Photo essay: Uganda presses on with its anti-homosexuality bill while the LGBT community fights back
Demonstrators support the anti-homosexuality bill outside the Ugandan parliament, November 2012.
Frank Mugisha, executive director of Sexual Minorities Uganda (SMUG) has taken over leadership of various LGBT campaigns from David Kato, who was brutally murdered in 2011.
David Bahati, the author of the anti-homosexuality bill, during a meeting of religious and political leaders in the Ugandan parliament, November 2012. Both Christian and Muslim leaders petitioned Rebecca Kadaga, the Speaker, to debate the bill again.
Stosh Mugisha, vilified and persecuted by the tabloids, tells chilling stories of rape and attempted suicide, but has found a new life as a prominent activist, somewhat protected by international media attention.
Red Pepper, the most salacious Ugandan tabloid, which has been 'outing' individuals since 2006, and suggesting they be hanged. A slavering tabloid press has been a potent influence on anti-gay sentiments in the country.
Martin Ssempa, a former breakdancing champion and born-again Pentecostal pastor who is probably the most flamboyantly anti-gay person in Ugandan public life. Along with other Church leaders he denounces homosexuality as 'un-African'.
Pepe Julian Onzeima, works for Sexual Minorities Uganda (SMUG) and is a recipient of a Bill Clinton Global Citizen Award for his work. He says that many gay Ugandans would prefer to stay in the closet than take the risk of violence and open persecution that accompanies coming out.
A signpost shows the way to the Glory Church, Namulanda Village, Wakiso District. As elsewhere in Africa, Pentecostal Christianity is growing rapidy in Uganda, described by Graeme Wood as the 'most religiose' Christian country he has experienced. With the encouragement of visiting US pastors, the Ugandan Pentecostal churches have made a point of persecuting the gay community.

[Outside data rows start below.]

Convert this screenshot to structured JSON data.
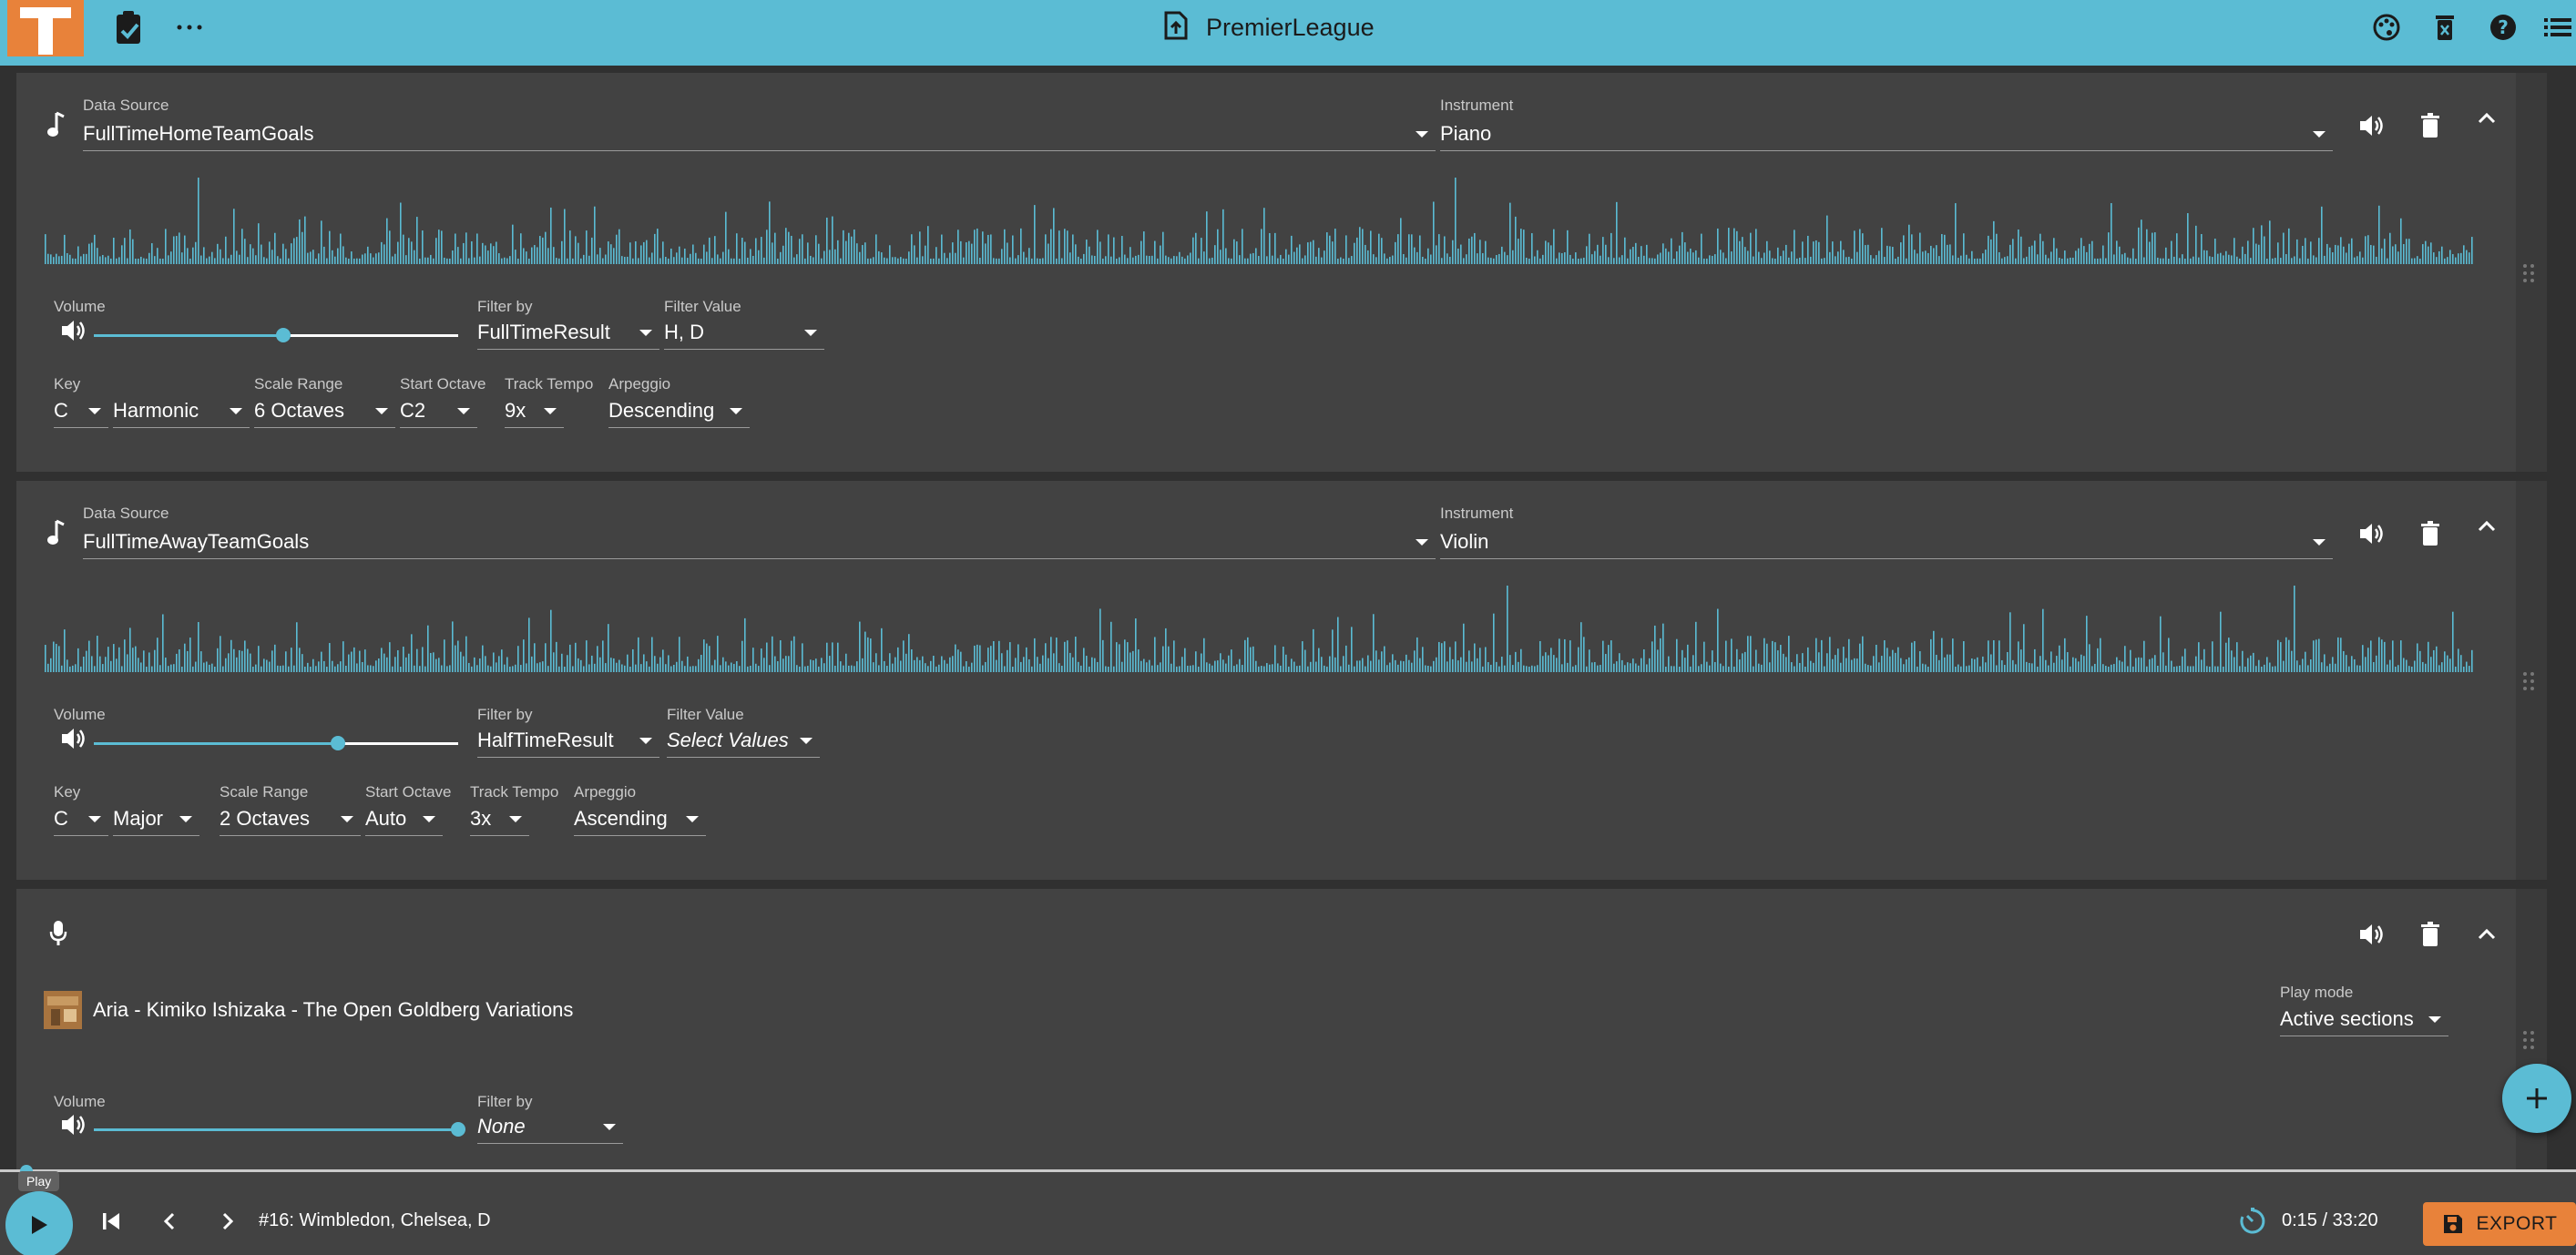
{
  "header": {
    "title": "PremierLeague",
    "icons": [
      "clipboard-check-icon",
      "more-horizontal-icon",
      "file-upload-icon",
      "palette-icon",
      "clear-all-icon",
      "help-icon",
      "list-icon"
    ]
  },
  "tracks": [
    {
      "data_source_label": "Data Source",
      "data_source": "FullTimeHomeTeamGoals",
      "instrument_label": "Instrument",
      "instrument": "Piano",
      "volume_label": "Volume",
      "volume": 0.52,
      "filter_by_label": "Filter by",
      "filter_by": "FullTimeResult",
      "filter_value_label": "Filter Value",
      "filter_value": "H, D",
      "key_label": "Key",
      "key": "C",
      "scale": "Harmonic",
      "scale_range_label": "Scale Range",
      "scale_range": "6 Octaves",
      "start_octave_label": "Start Octave",
      "start_octave": "C2",
      "track_tempo_label": "Track Tempo",
      "track_tempo": "9x",
      "arpeggio_label": "Arpeggio",
      "arpeggio": "Descending"
    },
    {
      "data_source_label": "Data Source",
      "data_source": "FullTimeAwayTeamGoals",
      "instrument_label": "Instrument",
      "instrument": "Violin",
      "volume_label": "Volume",
      "volume": 0.67,
      "filter_by_label": "Filter by",
      "filter_by": "HalfTimeResult",
      "filter_value_label": "Filter Value",
      "filter_value": "Select Values",
      "key_label": "Key",
      "key": "C",
      "scale": "Major",
      "scale_range_label": "Scale Range",
      "scale_range": "2 Octaves",
      "start_octave_label": "Start Octave",
      "start_octave": "Auto",
      "track_tempo_label": "Track Tempo",
      "track_tempo": "3x",
      "arpeggio_label": "Arpeggio",
      "arpeggio": "Ascending"
    }
  ],
  "audio_track": {
    "song_title": "Aria - Kimiko Ishizaka - The Open Goldberg Variations",
    "play_mode_label": "Play mode",
    "play_mode": "Active sections",
    "volume_label": "Volume",
    "volume": 1.0,
    "filter_by_label": "Filter by",
    "filter_by": "None"
  },
  "player": {
    "tooltip": "Play",
    "now_playing": "#16: Wimbledon, Chelsea, D",
    "time": "0:15 / 33:20",
    "export_label": "EXPORT",
    "progress": 0.0075
  },
  "colors": {
    "accent": "#5bbcd4",
    "export": "#e8823a",
    "panel": "#424242",
    "background": "#303030"
  }
}
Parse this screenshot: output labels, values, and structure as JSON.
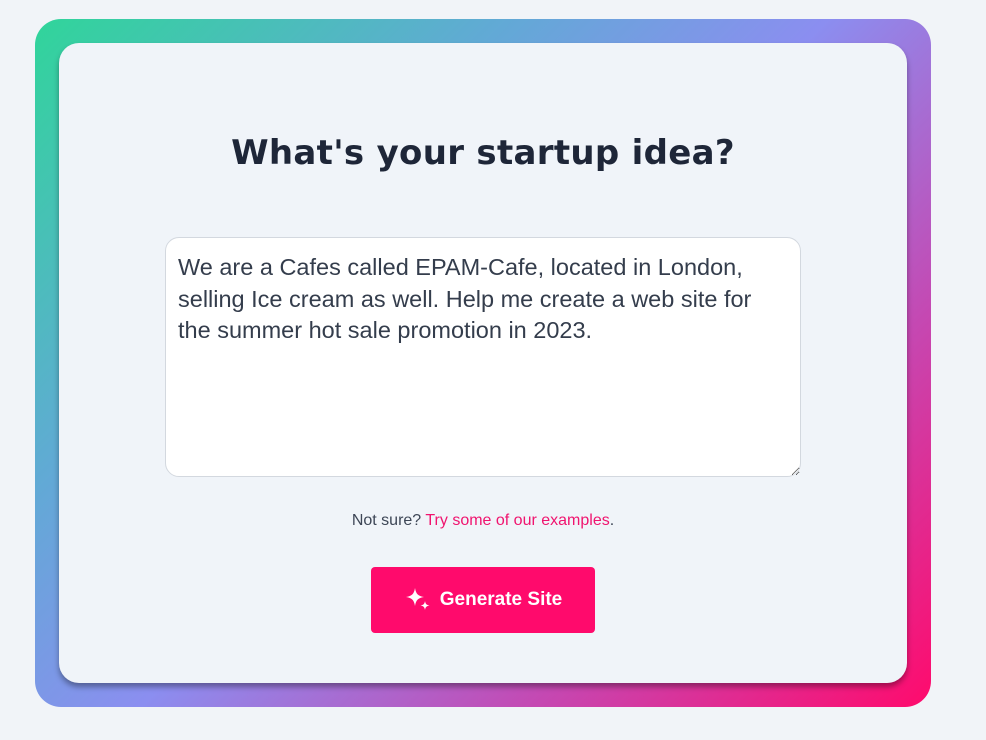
{
  "page": {
    "heading": "What's your startup idea?",
    "idea_input": {
      "value": "We are a Cafes called EPAM-Cafe, located in London, selling Ice cream as well. Help me create a web site for the summer hot sale promotion in 2023."
    },
    "hint": {
      "prefix": "Not sure? ",
      "link_text": "Try some of our examples",
      "suffix": "."
    },
    "generate_button": {
      "label": "Generate Site",
      "icon": "sparkle-icon"
    }
  },
  "colors": {
    "accent": "#ff0a6c",
    "frame_gradient": [
      "#30d59a",
      "#8b8ef0",
      "#ff0a6c"
    ],
    "card_background": "#f0f4f9",
    "heading_text": "#1e2638"
  }
}
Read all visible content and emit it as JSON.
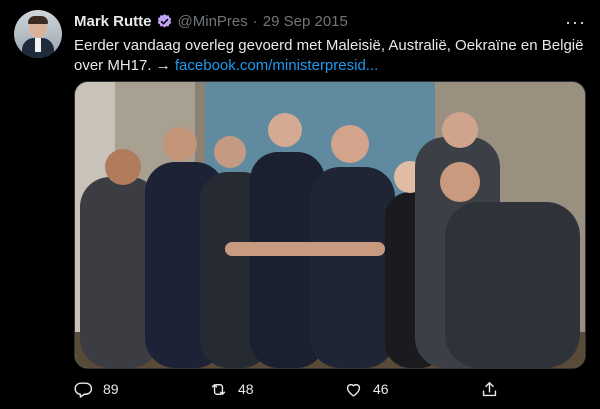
{
  "author": {
    "name": "Mark Rutte",
    "handle": "@MinPres",
    "separator": "·",
    "date": "29 Sep 2015",
    "verified_color": "#c3a3f5"
  },
  "tweet": {
    "text": "Eerder vandaag overleg gevoerd met Maleisië, Australië, Oekraïne en België over MH17. →",
    "link": "facebook.com/ministerpresid...",
    "link_color": "#1d9bf0"
  },
  "more_label": "···",
  "metrics": {
    "replies": "89",
    "retweets": "48",
    "likes": "46"
  },
  "icons": [
    "avatar",
    "verified-badge-icon",
    "more-icon",
    "reply-icon",
    "retweet-icon",
    "like-icon",
    "share-icon"
  ]
}
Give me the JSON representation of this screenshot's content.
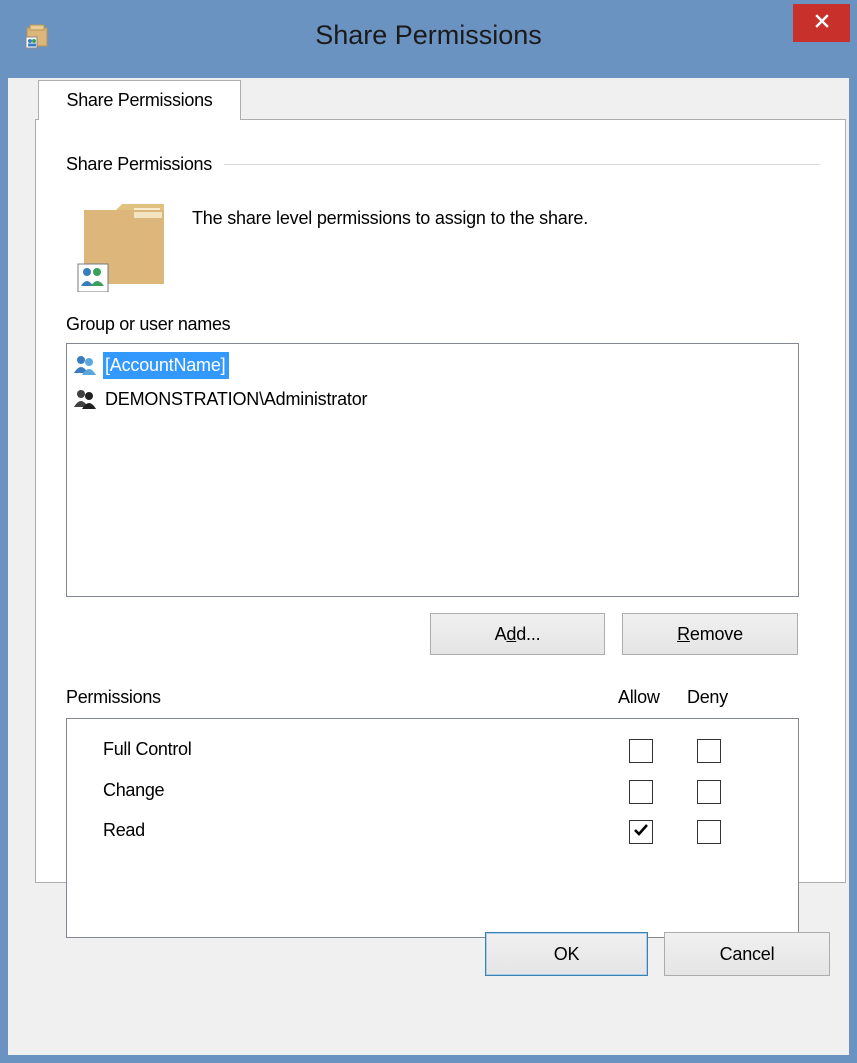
{
  "window": {
    "title": "Share Permissions",
    "close_icon": "close-icon"
  },
  "tabs": [
    {
      "label": "Share Permissions",
      "active": true
    }
  ],
  "group": {
    "heading": "Share Permissions",
    "description": "The share level permissions to assign to the share.",
    "icon": "shared-folder-icon"
  },
  "users": {
    "label": "Group or user names",
    "items": [
      {
        "name": "[AccountName]",
        "icon": "user-group-icon",
        "selected": true
      },
      {
        "name": "DEMONSTRATION\\Administrator",
        "icon": "user-group-icon",
        "selected": false
      }
    ],
    "add_button": {
      "pre": "A",
      "accel": "d",
      "post": "d..."
    },
    "remove_button": {
      "pre": "",
      "accel": "R",
      "post": "emove"
    }
  },
  "permissions": {
    "label": "Permissions",
    "allow_header": "Allow",
    "deny_header": "Deny",
    "rows": [
      {
        "name": "Full Control",
        "allow": false,
        "deny": false
      },
      {
        "name": "Change",
        "allow": false,
        "deny": false
      },
      {
        "name": "Read",
        "allow": true,
        "deny": false
      }
    ]
  },
  "footer": {
    "ok_label": "OK",
    "cancel_label": "Cancel"
  },
  "colors": {
    "titlebar": "#6b93c2",
    "close_button": "#c7302b",
    "selection": "#3399ff",
    "folder": "#dcb67a"
  }
}
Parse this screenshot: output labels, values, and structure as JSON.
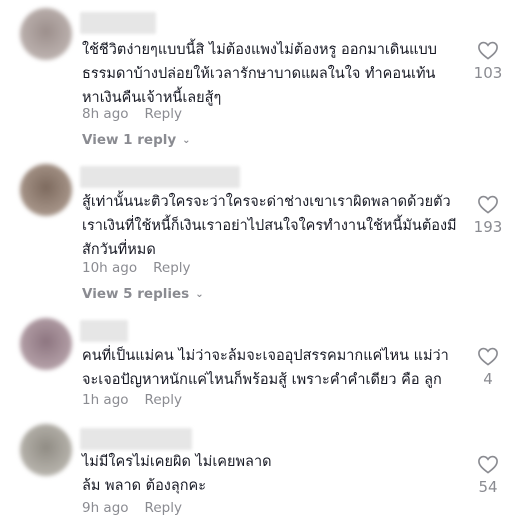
{
  "comments": [
    {
      "text": "ใช้ชีวิตง่ายๆแบบนี้สิ ไม่ต้องแพงไม่ต้องหรู ออกมาเดินแบบธรรมดาบ้างปล่อยให้เวลารักษาบาดแผลในใจ ทำคอนเท้นหาเงินคืนเจ้าหนี้เลยสู้ๆ",
      "time": "8h ago",
      "reply": "Reply",
      "view_replies": "View 1 reply",
      "likes": "103",
      "avatar_color": "#b5a9a6"
    },
    {
      "text": "สู้เท่านั้นนะติวใครจะว่าใครจะด่าช่างเขาเราผิดพลาดด้วยตัวเราเงินที่ใช้หนี้ก็เงินเราอย่าไปสนใจใครทำงานใช้หนี้มันต้องมีสักวันที่หมด",
      "time": "10h ago",
      "reply": "Reply",
      "view_replies": "View 5 replies",
      "likes": "193",
      "avatar_color": "#a08d80"
    },
    {
      "text": "คนที่เป็นแม่คน ไม่ว่าจะล้มจะเจออุปสรรคมากแค่ไหน แม่ว่าจะเจอปัญหาหนักแค่ไหนก็พร้อมสู้ เพราะคำคำเดียว คือ ลูก",
      "time": "1h ago",
      "reply": "Reply",
      "likes": "4",
      "avatar_color": "#a68e95"
    },
    {
      "text": "ไม่มีใครไม่เคยผิด ไม่เคยพลาด\nล้ม พลาด ต้องลุกคะ",
      "time": "9h ago",
      "reply": "Reply",
      "likes": "54",
      "avatar_color": "#a9a6a0"
    }
  ]
}
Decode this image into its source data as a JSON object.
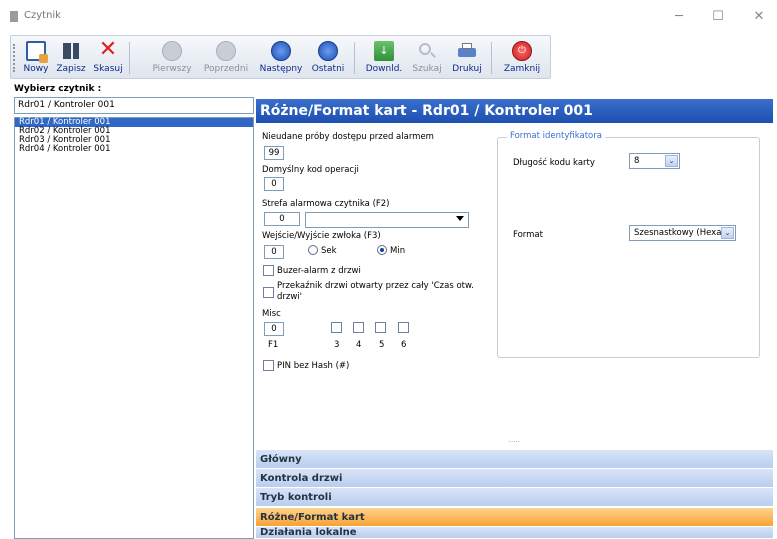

The rudimentary infrastructure of the Glory Church in Namulanda Village, Wakiso District, Uganda. Gay activists say that indigenous African religions were far more tolerant of diverse sexualities than imported monotheism.
Kasha Jacqueline, a lesbian who heads Freedom and Roam Uganda (FARUG), one of dozens of LGBT NGOs, has compared the anti-homosexuality bill to the Nuremberg Laws. Not all of her fellow activists agree: some say it does their cause a disservice to paint themselves as victims in fear of their lives.
John Abdallah Wambere aka Longjones accesorises Kuchu-style: 'his rainbow bracelets and pride jewellery rustled and clicked as he walked'.
Muslim leaders look on with some misgivings while Bishop David Kiganda, Pentecostal leader, and Pastor Martin Ssempa (r) call on God's help in their campaign to have the anti-homosexuality bill debated again in Parliament.
Pepe Julian Onzeima at the TUK (Talented Ugandan Kuchus) event at the National Theatre, Kampala, on November 7 2012. Kuchu is a slang word, much like 'queer' which has been adopted in an act of resistance by the LGBT community in Uganda.
John Abdallah Wambere, host of the Talented Ugandan Kuchus event, before the show begins.
Jacqueline Kasha (far right) dances on stage during the performance of Ugandan singer Grace Nakimera at the Talented Ugandan Kuchus event.
One of the numbers in the TUK performance tells of a young man, persecuted for the way he dresses, who finds companionship and liberation after his suffering.
Police guard the entrance to the National Theatre after closing down the TUK event. Other talent shows had gone unremarked by the police. Such crackdowns may or may not signal intensified repression to come.
Uncowed, John Abdallah Wambere aka Longjones, embraces Ugandan singer Cindy after her performance at the Talented Ugandan Kuchus event.
Aeon commissioned photographer Tadej Znidarcic to illustrate Graeme Wood's Outrageous Freedom essay on Ugandan gay rights. Znidarcic had unprecendented access to both sides of the conflict, photographing a gathering of the religious and political firebrands who continue to press for the anti-homosexuality bill to be passed in parliament, as well as the gay activists who campaign for freedom from persecution.
Published on 27 December 2012